Remy Pontes ’17 spent his summer working toward one goal: peace. Starting at the end of the spring, Pontes worked as a legislative intern for Massachusetts Peace Action (MPA). MPA is an affiliate of Peace Action, the nation’s largest grassroots funding campaign. According to their website, “For over 50 years, Peace Action has worked for an environment where all are free from violence and war.”

    “Massachusetts Peace Action has their fingers in a whole range of conflicts and ideas that they like to tackle over the course of the summer,” Pontes said in an interview with the Justice. As an intern, Pontes was involved in a wide range of tasks including fundraising, event planning and tracking legislation.

   More specifically, one of Pontes’ main focuses over the summer was working on the nuclear disarmament campaign. He worked to gather and write literature on the subject, talking with experts and getting them to contribute. Pontes worked closely with Jonathan King, a Massachusetts Institute of Technology biology professor and chair of the MPA nuclear abolition working group.

   Pontes was also heavily involved in working with a group focused on prioritizing the federal budget to make it more community based. One of the main discussions was surrounding the idea of overspending in the military. Pontes asserted that many Massachusetts residents are unaware of how their tax dollars are being spent, “so I worked a lot with the campaign trying to basically write out this literature in a way that it actually connects with people.” 

   The culmination of Pontes summer internship was the event he planned, “Boston Remembers,” which took place on Aug 9, Nagasaki Day. Though in past years, the focus has solely been on Hiroshima and Nagasaki, for this event, Pontes noted the importance of the year led them to have a more overall focus on systemic violence. “Nagasaki Day … also happened to be the 2nd anniversary of the death of Michael Brown in Ferguson. So this year, because it’s an election year, and because there is a lot of racial and political tension, we also tried to incorporate gun violence and other issues into the day,” Pontes said. The day began with a procession from the First Church of Boston. The event included speakers from the Black Lives Matter community, church officials and Chaplain Clementina “Tina” Chéry from the Louis D. Brown Peace Institute.

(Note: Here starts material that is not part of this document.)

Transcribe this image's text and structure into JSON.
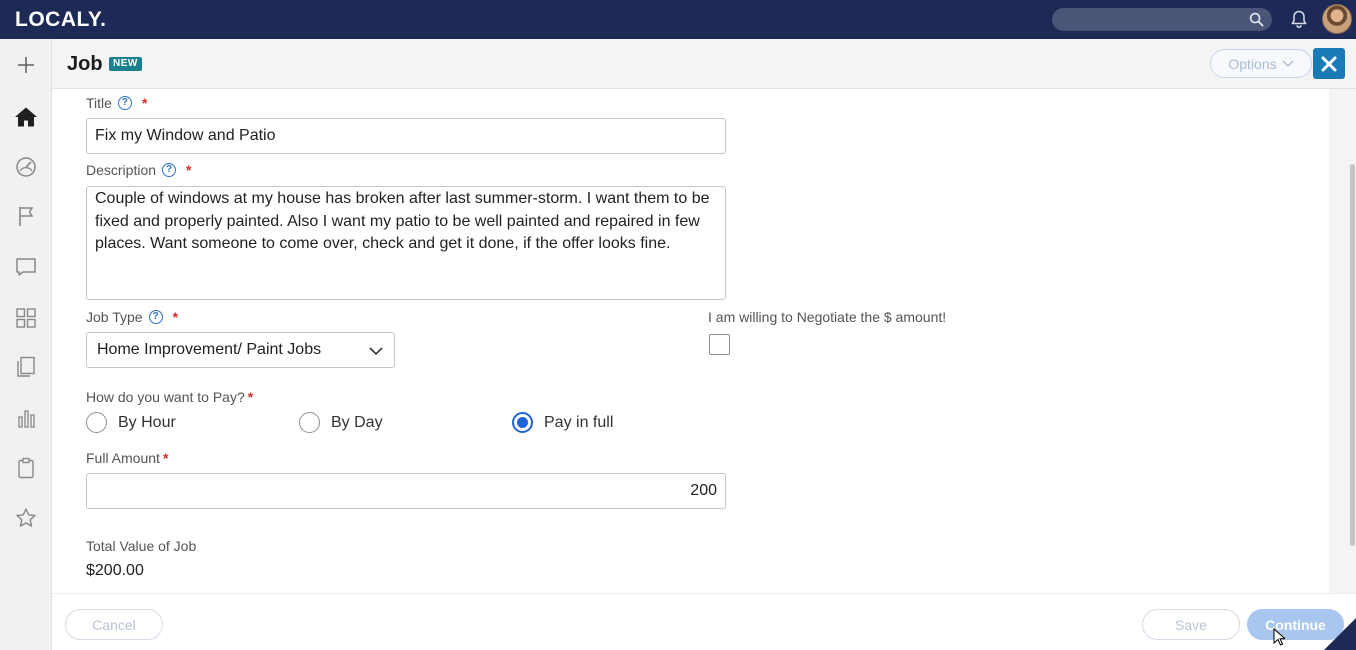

There were also Japanese dancers and folk singers.

    Pontes’ work toward peace won’t end with the summer. Last spring, he founded Brandeis Peace Action, an on campus club officially affiliated with MPA. Tufts University, Emmanuel College, Holy Cross University and Harvard University also have Peace Action chapters. “I worked closely with the Tufts interns so we’re going to try and co-host some events,” Pontes said.

    The club has the freedom to focus on any peace related issues, though Pontes is hoping to continue his work on nuclear disarmament and military spending reduction. He also spoke about hopes to touch on issues like divestment and Islamophobia. When considering the focus on the club Pontes said, “We’re really trying to make this a collective and focus on issues that really reside with everybody.”

    Pontes asserts the partnership the club has with MPA is essential to success. “If we want to get something done — if we want to focus on a certain issue, if we want to protest, if we want to start a campaign, if we want to have a fundraiser, sign petitions — whatever it is — I  can contact a representative from MPA. …  We have all of these resources at our disposal,” he explained.

    Currently Pontes is busy planning the upcoming semester for Brandeis Peace Action, which, he hopes, will start with the club getting officially by Brandeis. Next, he hopes to organize guest speakers and event collaborations with other Brandeis clubs.

   Pontes has high hopes for the club’s continuation after his graduation, but right now, he’s focused on making a difference to individual students. “Even by just coming to one meeting I’m hoping that people kind of get something out of it and learn something new that kind of urges them to do their own research and opens their eyes to new issues that may not be talked about in the media,” he said. In explaining the draw of Brandeis Peace Action, Pontes explained, “You’d be involved in a national organization with resources. You’ll get some foreign policy experience; you get to talk about subjects that you might not get to talk about in class. You’ll get to meet a lot of cool people who share your vision for social justice.”

   Pontes wants students to realize the ability they have to create change. “The everyday person doesn’t understand how much power they have. So if we start moving as a collective, we can create change,” he concluded.